What I understand by “exposition” is that a situation has been set up purely in order for some information about the plot to be conveyed to the reader, thus rendering it a dramatically inert contrivance. I was struggling with a section recently in which I had some characters meeting so that one of them could tell the others about something that had happened previously. I kept changing the setting, until it stuck me that no amount of tinkering would render the scene any less artificial. People certainly do sit around telling each other about past happenings, but they do not spend their social lives giving each other bullet point hand-outs concerning relevant plot developments. During a night out on the town one character will not say to his quaffing companions, for instance: “Here we all are in the early summer of 1914, and I harbour deep forebodings in my breast about the imminent outbreak of a general European military conflagration. And, as you may be aware, my wife went off with the coalman last autumn and left me felling utterly bereft; he is a man with a soul as dark as the coals he shoulders etc…etc…”

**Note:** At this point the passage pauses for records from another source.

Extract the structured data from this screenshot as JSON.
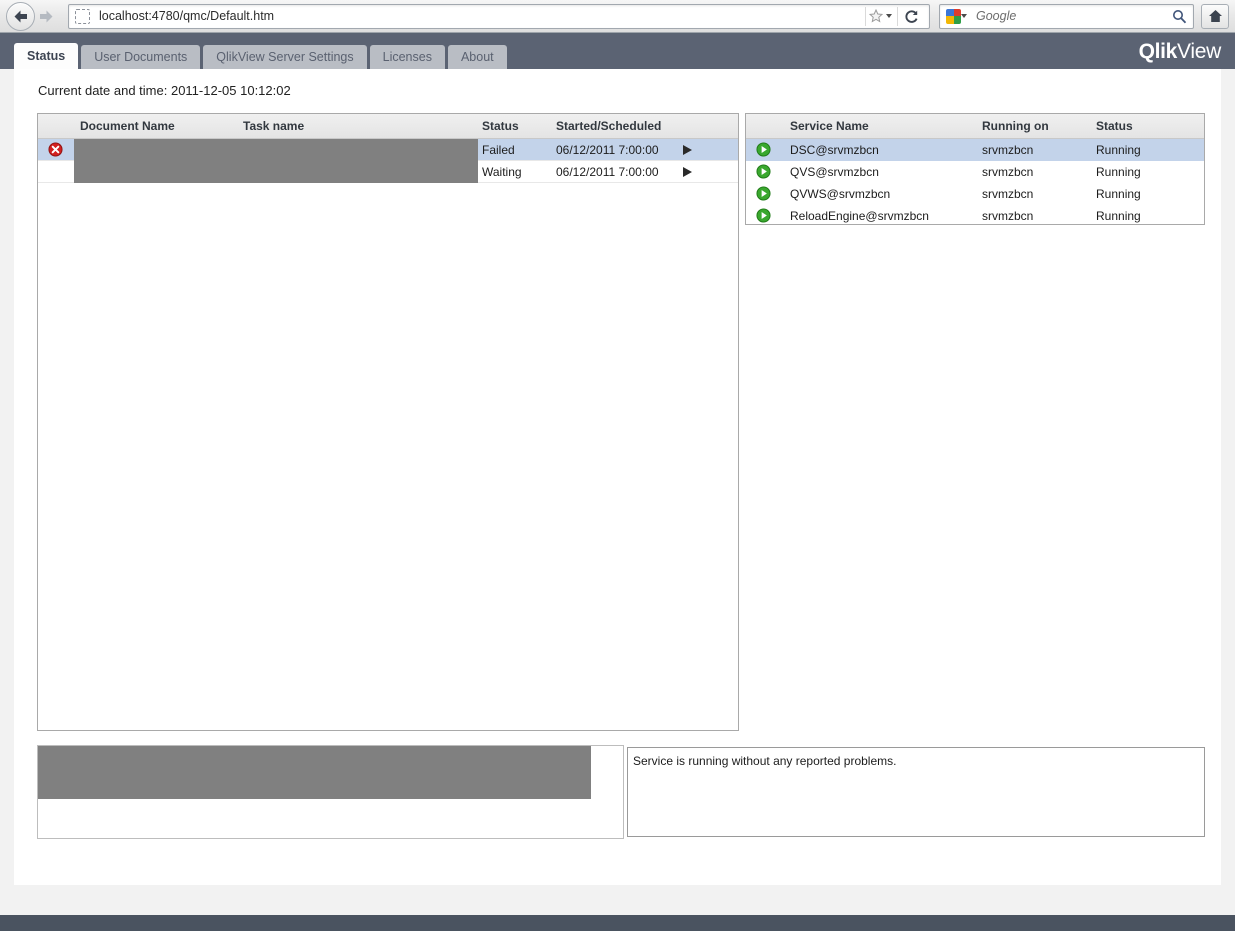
{
  "browser": {
    "back_icon": "back-arrow-icon",
    "forward_icon": "forward-arrow-icon",
    "page_icon": "page-placeholder-icon",
    "url": "localhost:4780/qmc/Default.htm",
    "bookmark_icon": "star-icon",
    "reload_icon": "reload-icon",
    "search_engine_icon": "google-favicon-icon",
    "search_placeholder": "Google",
    "search_icon": "magnifier-icon",
    "home_icon": "home-icon"
  },
  "header": {
    "logo_bold": "Qlik",
    "logo_regular": "View",
    "tabs": [
      {
        "label": "Status",
        "active": true
      },
      {
        "label": "User Documents",
        "active": false
      },
      {
        "label": "QlikView Server Settings",
        "active": false
      },
      {
        "label": "Licenses",
        "active": false
      },
      {
        "label": "About",
        "active": false
      }
    ]
  },
  "main": {
    "current_datetime_label": "Current date and time: 2011-12-05 10:12:02",
    "tasks": {
      "columns": [
        "Document Name",
        "Task name",
        "Status",
        "Started/Scheduled"
      ],
      "rows": [
        {
          "status_icon": "error-icon",
          "document_name": "",
          "task_name": "",
          "status": "Failed",
          "started_scheduled": "06/12/2011 7:00:00",
          "run_icon": "run-triangle-icon",
          "selected": true,
          "redacted": true
        },
        {
          "status_icon": "",
          "document_name": "",
          "task_name": "",
          "status": "Waiting",
          "started_scheduled": "06/12/2011 7:00:00",
          "run_icon": "run-triangle-icon",
          "selected": false,
          "redacted": true
        }
      ]
    },
    "services": {
      "columns": [
        "Service Name",
        "Running on",
        "Status"
      ],
      "rows": [
        {
          "state_icon": "play-running-icon",
          "service_name": "DSC@srvmzbcn",
          "running_on": "srvmzbcn",
          "status": "Running",
          "selected": true
        },
        {
          "state_icon": "play-running-icon",
          "service_name": "QVS@srvmzbcn",
          "running_on": "srvmzbcn",
          "status": "Running",
          "selected": false
        },
        {
          "state_icon": "play-running-icon",
          "service_name": "QVWS@srvmzbcn",
          "running_on": "srvmzbcn",
          "status": "Running",
          "selected": false
        },
        {
          "state_icon": "play-running-icon",
          "service_name": "ReloadEngine@srvmzbcn",
          "running_on": "srvmzbcn",
          "status": "Running",
          "selected": false
        }
      ]
    },
    "detail_panel": {
      "redacted": true,
      "text": ""
    },
    "log_panel": {
      "message": "Service is running without any reported problems."
    }
  },
  "colors": {
    "header_bg": "#5b6373",
    "selection": "#c3d3ea",
    "error_red": "#d22020",
    "running_green": "#3aa82e",
    "redaction_gray": "#808080"
  }
}
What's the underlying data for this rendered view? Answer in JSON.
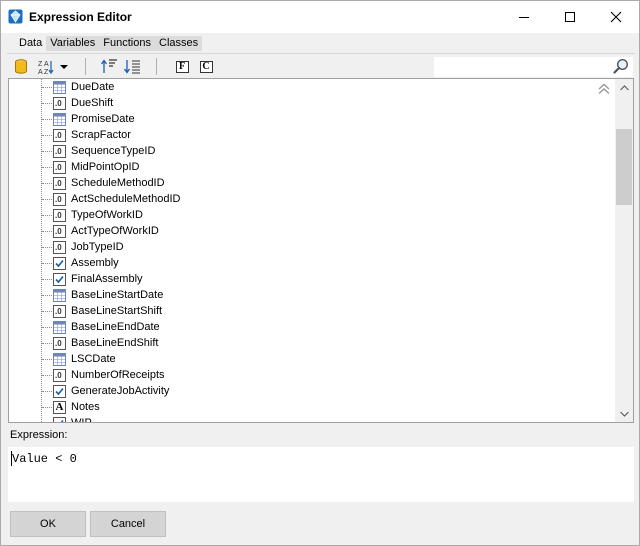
{
  "window": {
    "title": "Expression Editor",
    "controls": {
      "minimize": "minimize",
      "maximize": "maximize",
      "close": "close"
    }
  },
  "tabs": [
    {
      "label": "Data",
      "active": true
    },
    {
      "label": "Variables",
      "active": false
    },
    {
      "label": "Functions",
      "active": false
    },
    {
      "label": "Classes",
      "active": false
    }
  ],
  "toolbar": {
    "items": [
      "database-icon",
      "sort-az-icon",
      "dropdown-arrow-icon",
      "sort-ascending-icon",
      "sort-descending-icon"
    ],
    "f_label": "F",
    "c_label": "C",
    "search_value": "",
    "search_icon": "magnifier-icon"
  },
  "tree": {
    "items": [
      {
        "label": "DueDate",
        "type": "date"
      },
      {
        "label": "DueShift",
        "type": "number"
      },
      {
        "label": "PromiseDate",
        "type": "date"
      },
      {
        "label": "ScrapFactor",
        "type": "number"
      },
      {
        "label": "SequenceTypeID",
        "type": "number"
      },
      {
        "label": "MidPointOpID",
        "type": "number"
      },
      {
        "label": "ScheduleMethodID",
        "type": "number"
      },
      {
        "label": "ActScheduleMethodID",
        "type": "number"
      },
      {
        "label": "TypeOfWorkID",
        "type": "number"
      },
      {
        "label": "ActTypeOfWorkID",
        "type": "number"
      },
      {
        "label": "JobTypeID",
        "type": "number"
      },
      {
        "label": "Assembly",
        "type": "boolean"
      },
      {
        "label": "FinalAssembly",
        "type": "boolean"
      },
      {
        "label": "BaseLineStartDate",
        "type": "date"
      },
      {
        "label": "BaseLineStartShift",
        "type": "number"
      },
      {
        "label": "BaseLineEndDate",
        "type": "date"
      },
      {
        "label": "BaseLineEndShift",
        "type": "number"
      },
      {
        "label": "LSCDate",
        "type": "date"
      },
      {
        "label": "NumberOfReceipts",
        "type": "number"
      },
      {
        "label": "GenerateJobActivity",
        "type": "boolean"
      },
      {
        "label": "Notes",
        "type": "text"
      },
      {
        "label": "WIP",
        "type": "boolean"
      }
    ],
    "number_icon_text": ".0",
    "text_icon_text": "A"
  },
  "expression": {
    "label": "Expression:",
    "value": "Value < 0"
  },
  "buttons": {
    "ok": "OK",
    "cancel": "Cancel"
  },
  "colors": {
    "accent_blue": "#1a6fc4",
    "title_bg": "#ffffff",
    "window_bg": "#f0f0f0",
    "check_blue": "#1a5fb4"
  }
}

Another similar contrivance might be to suddenly discover that one of your characters keeps a particularly eloquent and descriptive diary, and to reproduce a conveniently informative passage from it. This sort of vice is particularly tempting when you have, as I do, a first-person narrator who does not necessarily witness every scene you wish the reader to know about. I particularly object to the abrupt switch to a different narrative voice, or to the narrator who effectively hands the narrative to another character while he listens to them. The challenge is to convey everything that is needful for the story’s development, whilst weaving it within the on-going dramatic thread. I find it useful to have my aged narrator write about events of his youth, fifty years before, because he therefore has a good excuse to explain things about those times. Another viewpoint to adopt, of course, is for a third-person narrator to waft in and out of any character’s memories, thoughts and perceptions as they please. Despite this being the chosen viewpoint of some of our greatest writers it seems to me an unwarranted presumption, because we each only ever have access to our own inner lives. Watch out for the dead-hand of exposition, however it manifests itself.